The salmon always run, and we must welcome them as the sustenance for more than the body of woman. . .as the running fervor of a life worth living, even through and beyond the destruction of habitat, even through the unconscious living which lacks the vibrancy of a shimmery wet creature wriggling in your hands and burrowing into a space, not only in your stomach, but in the heart, where its beat and yours are joined in celebration. . .
And now that I live on the land where the peoples of the Salish Sea have worshiped the salmon for thousands of years, that feeling has grown.
On Wednesday this week some of us nature journalers met at Tumwater Falls to watch the salmon swimming and leaping upstream. I’ve been trying to capture the drama with my phone camera, but wanted to tell the story in my sketchbook, on location.
I started on the opposite side of the viewing bridge from this point, where the fish were lining up on the river, resting up from the already tumultuous trip up the river from the ocean. Ahead were the big leaps that would take them to their spawning waters (or the hatchery tanks). They were barely visible underwater, dark undulating shapes, so I started my story there.
As they crossed under the bridge they largely disappeared in the foaming waters, except an occasional one would attempt the leap up the falls and the onlookers would gasp in delight and amazement. Above the falls it was easy to see the fish up close in the hatchery tanks where some had “bruises” from hurling themselves against rocks on their passionate journey!
In the annotated version here you see the fish ladder to the right of the falls where I presume most of the salmon were able to ascend the river successfully.
Many of the Chinook were already turning this golden color. See the wounds on the mouth of the one on the lower right side. Many of these salmon are quite large, around 50 pounds. If you have a lot of questions about this salmon migration and hatchery, I recommend this article to read.
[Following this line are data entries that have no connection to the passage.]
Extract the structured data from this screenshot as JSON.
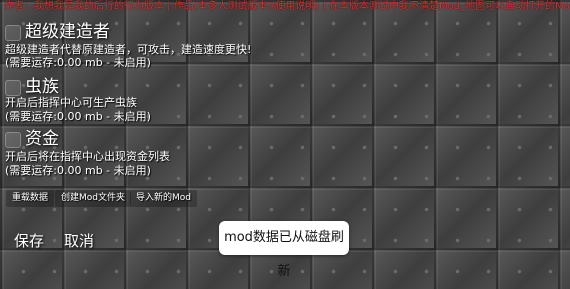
{
  "banner": "作者：我想我是我的后行的行为版本 | 作品(本多人测试版本)(使用说明) | 在本版本测试中我不清楚Mod_地图可以自动打开的Mod",
  "mods": [
    {
      "title": "超级建造者",
      "description": "超级建造者代替原建造者，可攻击，建造速度更快!",
      "status": "(需要运存:0.00 mb - 未启用)"
    },
    {
      "title": "虫族",
      "description": "开启后指挥中心可生产虫族",
      "status": "(需要运存:0.00 mb - 未启用)"
    },
    {
      "title": "资金",
      "description": "开启后将在指挥中心出现资金列表",
      "status": "(需要运存:0.00 mb - 未启用)"
    }
  ],
  "toolbar": {
    "reload_label": "重载数据",
    "create_folder_label": "创建Mod文件夹",
    "import_label": "导入新的Mod"
  },
  "actions": {
    "save_label": "保存",
    "cancel_label": "取消"
  },
  "toast": "mod数据已从磁盘刷新"
}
This sketch was done at home from a picture I took from a different vantage point. It happens quickly, this sudden burst of energetic athleticism. I waited minutes, with breath held and finger on the button to capture this shot.
It never gets old, this adrenal rush and the moment when the fish slaps the water. You can feel it in your belly.